Designing an Earth Sheltered Home should not be taken lightly. Conserations for structural stability, service realities, duribility and moisture intrusion must each be handled adequately, and with the highest level of care.
Discussed herin will be an approximately 7000 square foot reinforced concrete earth-sheltered residential project.
Initial Structural Study:
- Subsurface Geotechnical Exploration
- Topographical Survey
- Subsurface Rock Formation Exploration
- Material Availability & Cost
- Geographic Location
- Contractor Capabilities
Structural Design Considerations:
- Slope Stability
- Sliding Resistance
- Overturing Resistance
- Retaining Wall Drainage
- Rainwater Runoff
- Seismic Load
- Differential and Local Settlement
- Expansion & Contraction
- Material Compatibility

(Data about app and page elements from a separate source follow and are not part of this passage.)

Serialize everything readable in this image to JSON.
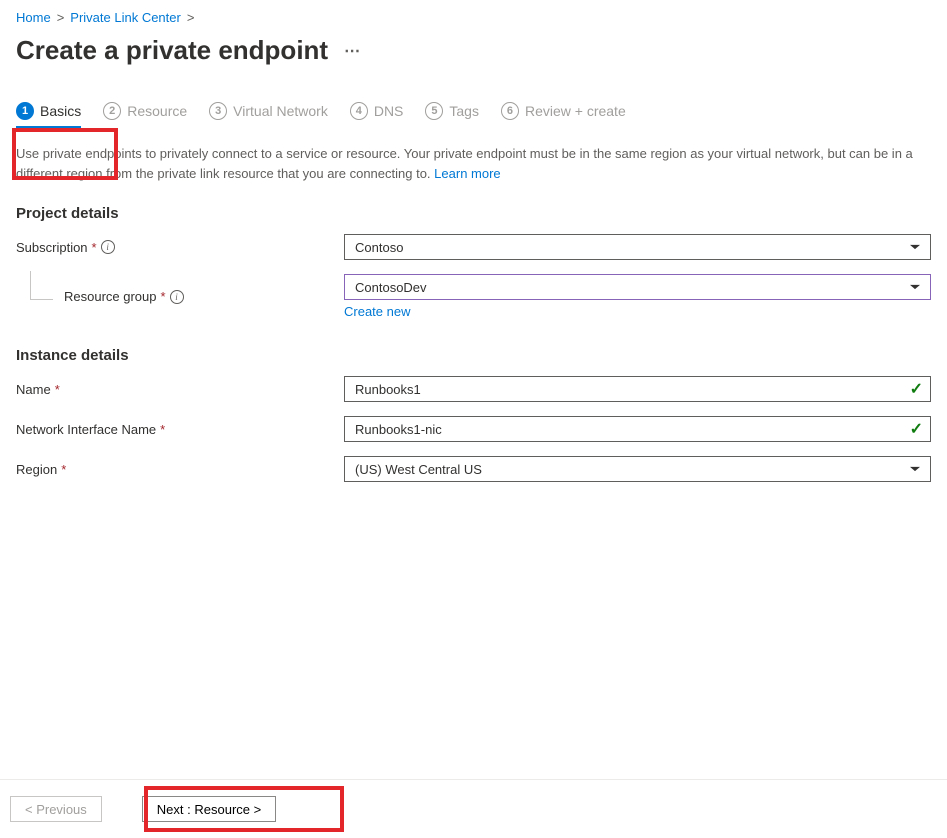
{
  "breadcrumb": {
    "items": [
      "Home",
      "Private Link Center"
    ]
  },
  "page": {
    "title": "Create a private endpoint",
    "description": "Use private endpoints to privately connect to a service or resource. Your private endpoint must be in the same region as your virtual network, but can be in a different region from the private link resource that you are connecting to.  ",
    "learn_more": "Learn more"
  },
  "tabs": {
    "items": [
      {
        "num": "1",
        "label": "Basics",
        "active": true
      },
      {
        "num": "2",
        "label": "Resource",
        "active": false
      },
      {
        "num": "3",
        "label": "Virtual Network",
        "active": false
      },
      {
        "num": "4",
        "label": "DNS",
        "active": false
      },
      {
        "num": "5",
        "label": "Tags",
        "active": false
      },
      {
        "num": "6",
        "label": "Review + create",
        "active": false
      }
    ]
  },
  "sections": {
    "project": "Project details",
    "instance": "Instance details"
  },
  "form": {
    "subscription": {
      "label": "Subscription",
      "value": "Contoso"
    },
    "resource_group": {
      "label": "Resource group",
      "value": "ContosoDev",
      "create_new": "Create new"
    },
    "name": {
      "label": "Name",
      "value": "Runbooks1"
    },
    "nic": {
      "label": "Network Interface Name",
      "value": "Runbooks1-nic"
    },
    "region": {
      "label": "Region",
      "value": "(US) West Central US"
    }
  },
  "footer": {
    "prev": "< Previous",
    "next": "Next : Resource >"
  }
}
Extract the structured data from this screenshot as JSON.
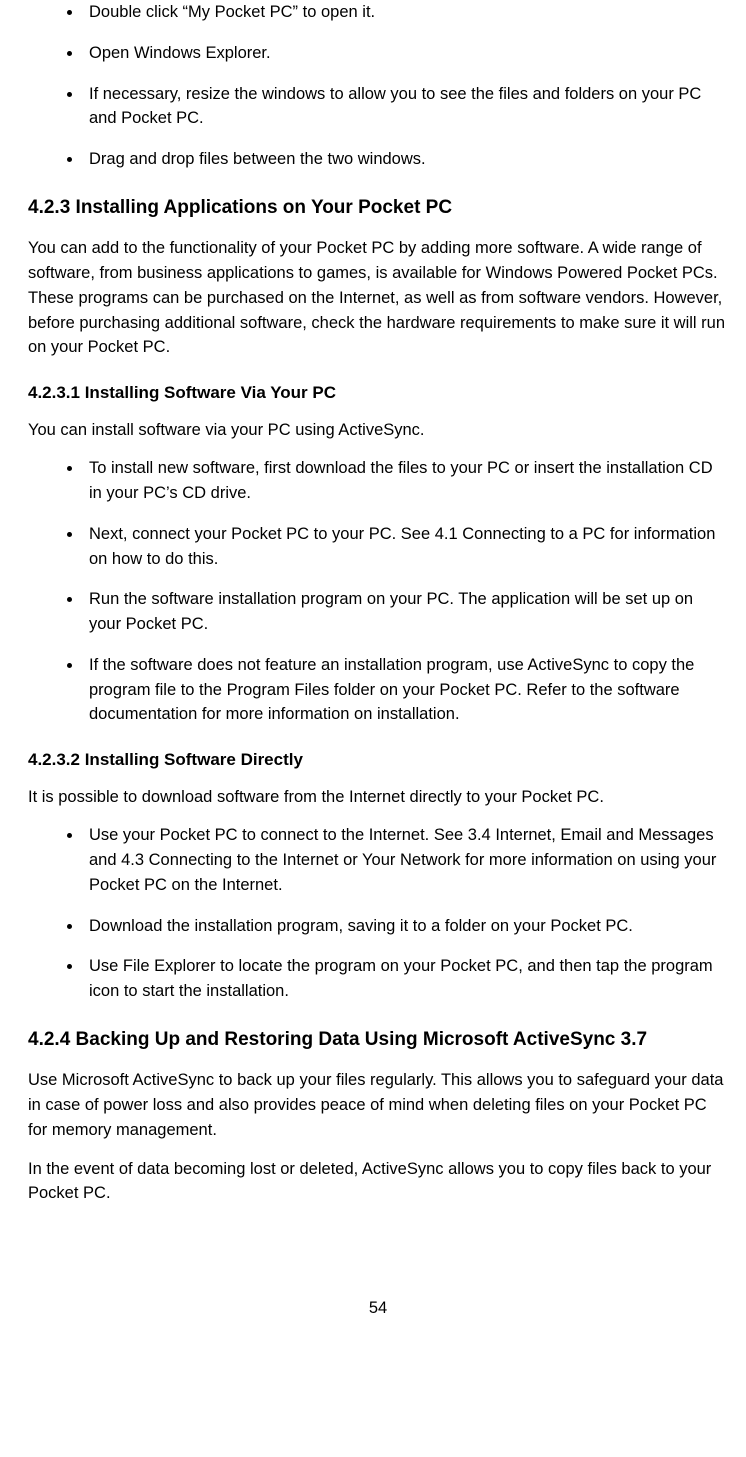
{
  "list1": [
    "Double click “My Pocket PC” to open it.",
    "Open Windows Explorer.",
    "If necessary, resize the windows to allow you to see the files and folders on your PC and Pocket PC.",
    "Drag and drop files between the two windows."
  ],
  "h1": "4.2.3 Installing Applications on Your Pocket PC",
  "p1": "You can add to the functionality of your Pocket PC by adding more software. A wide range of software, from business applications to games, is available for Windows Powered Pocket PCs. These programs can be purchased on the Internet, as well as from software vendors. However, before purchasing additional software, check the hardware requirements to make sure it will run on your Pocket PC.",
  "h2": "4.2.3.1 Installing Software Via Your PC",
  "p2": "You can install software via your PC using ActiveSync.",
  "list2": [
    "To install new software, first download the files to your PC or insert the installation CD in your PC’s CD drive.",
    "Next, connect your Pocket PC to your PC. See 4.1 Connecting to a PC for information on how to do this.",
    "Run the software installation program on your PC. The application will be set up on your Pocket PC.",
    "If the software does not feature an installation program, use ActiveSync to copy the program file to the Program Files folder on your Pocket PC. Refer to the software documentation for more information on installation."
  ],
  "h3": "4.2.3.2 Installing Software Directly",
  "p3": "It is possible to download software from the Internet directly to your Pocket PC.",
  "list3": [
    "Use your Pocket PC to connect to the Internet. See 3.4 Internet, Email and Messages and 4.3 Connecting to the Internet or Your Network for more information on using your Pocket PC on the Internet.",
    "Download the installation program, saving it to a folder on your Pocket PC.",
    "Use File Explorer to locate the program on your Pocket PC, and then tap the program icon to start the installation."
  ],
  "h4": "4.2.4 Backing Up and Restoring Data Using Microsoft ActiveSync 3.7",
  "p4": "Use Microsoft ActiveSync to back up your files regularly. This allows you to safeguard your data in case of power loss and also provides peace of mind when deleting files on your Pocket PC for memory management.",
  "p5": "In the event of data becoming lost or deleted, ActiveSync allows you to copy files back to your Pocket PC.",
  "pageNumber": "54"
}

We started our design with a clean slate on a large open lot. Our geotechnical engineer generated a subsurface rock formation profile that indicated we had rock approximatley 5 to 10 feet below grade with pinnacles and troughs to be expected. We located the foundation bearing elevation by taking into consideration the potential for blasting costs, differential and local foundation settlement, borrow and fill expectaions and availability and cost of structural fill.
For our structural skeleton, reinforced concrete was the obvious choice. The inital design considered an approximately 20 foot tall (2 levels) reinforcend concrete retaining wall at the rear (& highest point of existing grade) with reinforced concrete eleveated floor and roof plates. Lateral sliding forces are transmitted through the second level concrete floor deck and the basement slab on grade to perforated reinforced concrete shear walls spaced approximately 30 feet on center along the lenth of the structure (120′-0″ length). Lateral wind pressures are transmitted through the plywood shathing roof diaphragm and pre-engineered wood trusses to the shear walls below. Exterior finished grade at the rear of the structure is approximately 12″ below the bearing elevation resulting in very low lateral pressures on our wood frame diaphragm.
As of 08.21.2011, we are at 50% progress. Go to Part 2